Lead poisoning has gotten a lot of attention due to the water crisis that continues to plague the residents of Flint, Michigan. Although news stories focus primarily on the human element, often left from the narrative is the fact many cats and dogs can also fall victim to lead poisoning in communities where the toxic substance is prevalent. Here's more information about how to tell if your pet has been affected and the treatment options available to help your animal friend.
Signs of Lead Poisoning
Dogs and cats exhibit many of the same signs humans do when they ingest lead. Unfortunately, your animal friend can't tell you what's wrong, so you must be on the alert for the following symptoms of lead poisoning:
- Lack of appetite to the point where they may experience anorexia
- Constipation or diarrhea
- Pressing head with paw or against items
- Unsteady gait
- Loss of senses (e.g. eyesight, hearing)
- Lethargy or fatigue
- Stomach pain
- Increased thirst and urination
- Emotional issues (e.g. anxiety, outbursts of aggression)
The challenge with lead poisoning is the symptoms may onset quickly or slowly develop over time depending on the amount your pet consumed and how long he or she had been exposed to it. A pet that eats a large amount of lead within a short span of time may exhibit immediate symptoms, whereas it may take a long time to manifest in an animal that ingests small amounts over weeks or months.
In either case, if your pet begins exhibiting any of these signs, treat the issue like a medical emergency and take him or her to the vet as soon as possible.
Treating Lead Poisoning
Treatment for lead poisoning is based on what your animal friends consumed and how long before he or she arrived in the vet's office your pet ate it. If the vet suspects the substance is still in your pet's stomach, he or she will work to remove it by either inducing vomiting or performing surgery to empty the stomach's contents.
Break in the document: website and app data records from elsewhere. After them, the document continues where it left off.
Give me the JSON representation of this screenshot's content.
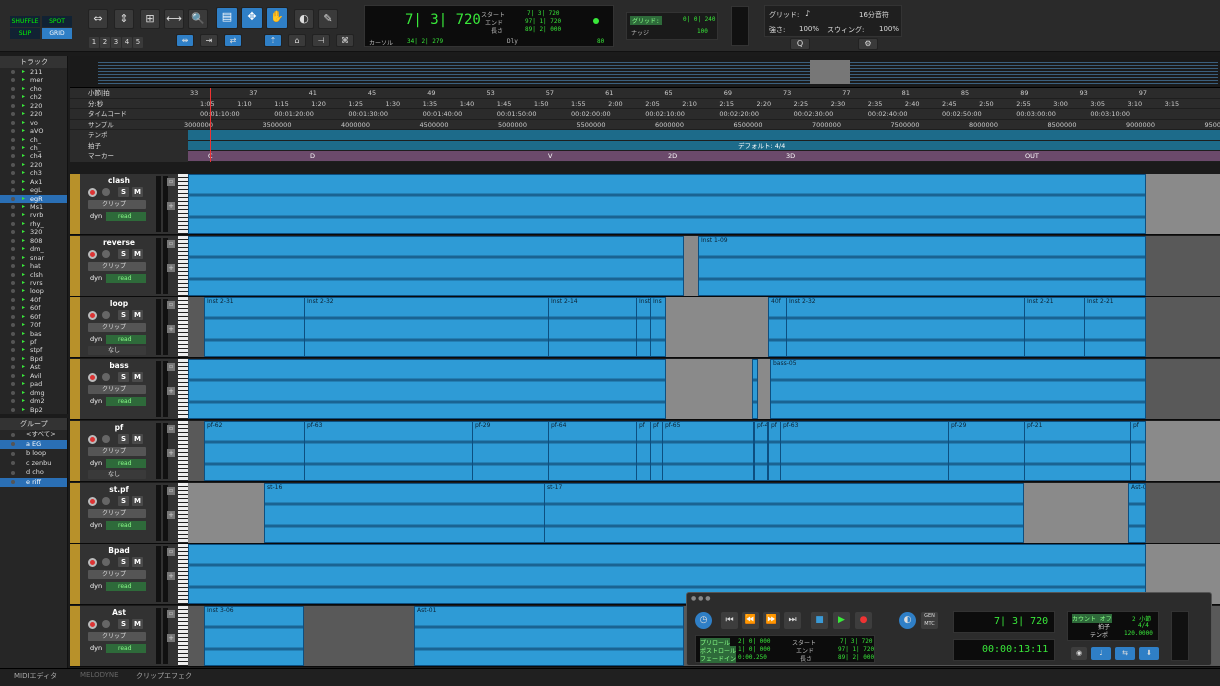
{
  "toolbar": {
    "modes": [
      "SHUFFLE",
      "SPOT",
      "SLIP",
      "GRID"
    ],
    "zoom_presets": [
      "1",
      "2",
      "3",
      "4",
      "5"
    ],
    "counter_main": "7| 3| 720",
    "start_label": "スタート",
    "end_label": "エンド",
    "length_label": "長さ",
    "start": "7| 3| 720",
    "end": "97| 1| 720",
    "length": "89| 2| 000",
    "cursor_label": "カーソル",
    "cursor_value": "34| 2| 279",
    "dly_label": "Dly",
    "tempo_value": "80",
    "grid_label": "グリッド:",
    "grid_value": "16分音符",
    "nudge_label": "ナッジ",
    "nudge_value": "100",
    "grid_small_value": "0| 0| 240",
    "quant_label": "強さ:",
    "quant_value": "100%",
    "swing_label": "スウィング:",
    "swing_value": "100%"
  },
  "tracks_pane": {
    "title": "トラック",
    "items": [
      "211",
      "mer",
      "cho",
      "ch2",
      "220",
      "220",
      "vo",
      "aVO",
      "ch_",
      "ch_",
      "ch4",
      "220",
      "ch3",
      "Ax1",
      "egL",
      "egR",
      "Ms1",
      "rvrb",
      "rhy_",
      "320",
      "808",
      "dm_",
      "snar",
      "hat",
      "clsh",
      "rvrs",
      "loop",
      "40f",
      "60f",
      "60f",
      "70f",
      "bas",
      "pf",
      "stpf",
      "Bpd",
      "Ast",
      "Avil",
      "pad",
      "dmg",
      "dm2",
      "Bp2"
    ],
    "selected_index": 15
  },
  "groups_pane": {
    "title": "グループ",
    "items": [
      "<すべて>",
      "a  EG",
      "b  loop",
      "c  zenbu",
      "d  cho",
      "e  riff"
    ],
    "selected": [
      1,
      5
    ]
  },
  "rulers": {
    "rows": [
      "小節|拍",
      "分:秒",
      "タイムコード",
      "サンプル",
      "テンポ",
      "拍子",
      "マーカー"
    ],
    "bars": [
      "33",
      "37",
      "41",
      "45",
      "49",
      "53",
      "57",
      "61",
      "65",
      "69",
      "73",
      "77",
      "81",
      "85",
      "89",
      "93",
      "97"
    ],
    "minsec": [
      "1:05",
      "1:10",
      "1:15",
      "1:20",
      "1:25",
      "1:30",
      "1:35",
      "1:40",
      "1:45",
      "1:50",
      "1:55",
      "2:00",
      "2:05",
      "2:10",
      "2:15",
      "2:20",
      "2:25",
      "2:30",
      "2:35",
      "2:40",
      "2:45",
      "2:50",
      "2:55",
      "3:00",
      "3:05",
      "3:10",
      "3:15"
    ],
    "timecode": [
      "00:01:10:00",
      "00:01:20:00",
      "00:01:30:00",
      "00:01:40:00",
      "00:01:50:00",
      "00:02:00:00",
      "00:02:10:00",
      "00:02:20:00",
      "00:02:30:00",
      "00:02:40:00",
      "00:02:50:00",
      "00:03:00:00",
      "00:03:10:00"
    ],
    "samples": [
      "3000000",
      "3500000",
      "4000000",
      "4500000",
      "5000000",
      "5500000",
      "6000000",
      "6500000",
      "7000000",
      "7500000",
      "8000000",
      "8500000",
      "9000000",
      "9500"
    ],
    "meter_default": "デフォルト: 4/4",
    "markers": [
      "C",
      "D",
      "V",
      "2D",
      "3D",
      "OUT"
    ]
  },
  "tracks": [
    {
      "name": "clash",
      "clip_label": "クリップ",
      "dyn": "dyn",
      "read": "read",
      "clips": []
    },
    {
      "name": "reverse",
      "clip_label": "クリップ",
      "dyn": "dyn",
      "read": "read",
      "clips": [
        "Inst 1-09"
      ]
    },
    {
      "name": "loop",
      "clip_label": "クリップ",
      "dyn": "dyn",
      "read": "read",
      "extra": "なし",
      "clips": [
        "Inst 2-31",
        "Inst 2-32",
        "Inst 2-14",
        "Inst",
        "Ins",
        "40f",
        "Inst 2-32",
        "Inst 2-21",
        "Inst 2-21"
      ]
    },
    {
      "name": "bass",
      "clip_label": "クリップ",
      "dyn": "dyn",
      "read": "read",
      "clips": [
        "bass-05"
      ]
    },
    {
      "name": "pf",
      "clip_label": "クリップ",
      "dyn": "dyn",
      "read": "read",
      "extra": "なし",
      "clips": [
        "pf-62",
        "pf-63",
        "pf-29",
        "pf-64",
        "pf",
        "pf",
        "pf-65",
        "pf-4",
        "pf",
        "pf-63",
        "pf-29",
        "pf-21",
        "pf"
      ]
    },
    {
      "name": "st.pf",
      "clip_label": "クリップ",
      "dyn": "dyn",
      "read": "read",
      "clips": [
        "st-16",
        "st-17",
        "Ast-03"
      ]
    },
    {
      "name": "Bpad",
      "clip_label": "クリップ",
      "dyn": "dyn",
      "read": "read",
      "clips": []
    },
    {
      "name": "Ast",
      "clip_label": "クリップ",
      "dyn": "dyn",
      "read": "read",
      "clips": [
        "Inst 3-06",
        "Ast-01"
      ]
    }
  ],
  "transport": {
    "counter_main": "7| 3| 720",
    "counter_sub": "00:00:13:11",
    "preroll_label": "プリロール",
    "postroll_label": "ポストロール",
    "fadein_label": "フェードイン",
    "preroll": "2| 0| 000",
    "postroll": "1| 0| 000",
    "fadein": "0:00.250",
    "start_label": "スタート",
    "end_label": "エンド",
    "length_label": "長さ",
    "start": "7| 3| 720",
    "end": "97| 1| 720",
    "length": "89| 2| 000",
    "gen_label": "GEN",
    "mtc_label": "MTC",
    "countoff_label": "カウント オフ",
    "countoff_value": "2 小節",
    "meter_label": "拍子",
    "meter_value": "4/4",
    "tempo_label": "テンポ",
    "tempo_value": "120.0000"
  },
  "bottom_tabs": [
    "MIDIエディタ",
    "MELODYNE",
    "クリップエフェク"
  ],
  "colors": {
    "accent": "#2f7fc6",
    "clip": "#2e9bd6",
    "track_color": "#b8912a",
    "counter_green": "#39e83a"
  }
}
An enema may be used if the vet suspects there may be residual lead in the animal's gastrointestinal tract.
Afterwards, your pet will undergo chelation therapy and given thiamine, penicillamine, or Ca-EDTA. These substances bind to lead, neutralize its toxicity, and help it be excreted via the kidneys. Your pet must go into the vet for regular blood tests to monitor lead levels, the therapy will end when levels get low enough.
Depending on your pet's exposure level, he or she may experience long-term health issues after the incident. The vet will recommend follow-up medications to help deal with these problems (e.g. anti-convulsant to help with seizures).
For more information about this issue, contact a local veterinary services specialist.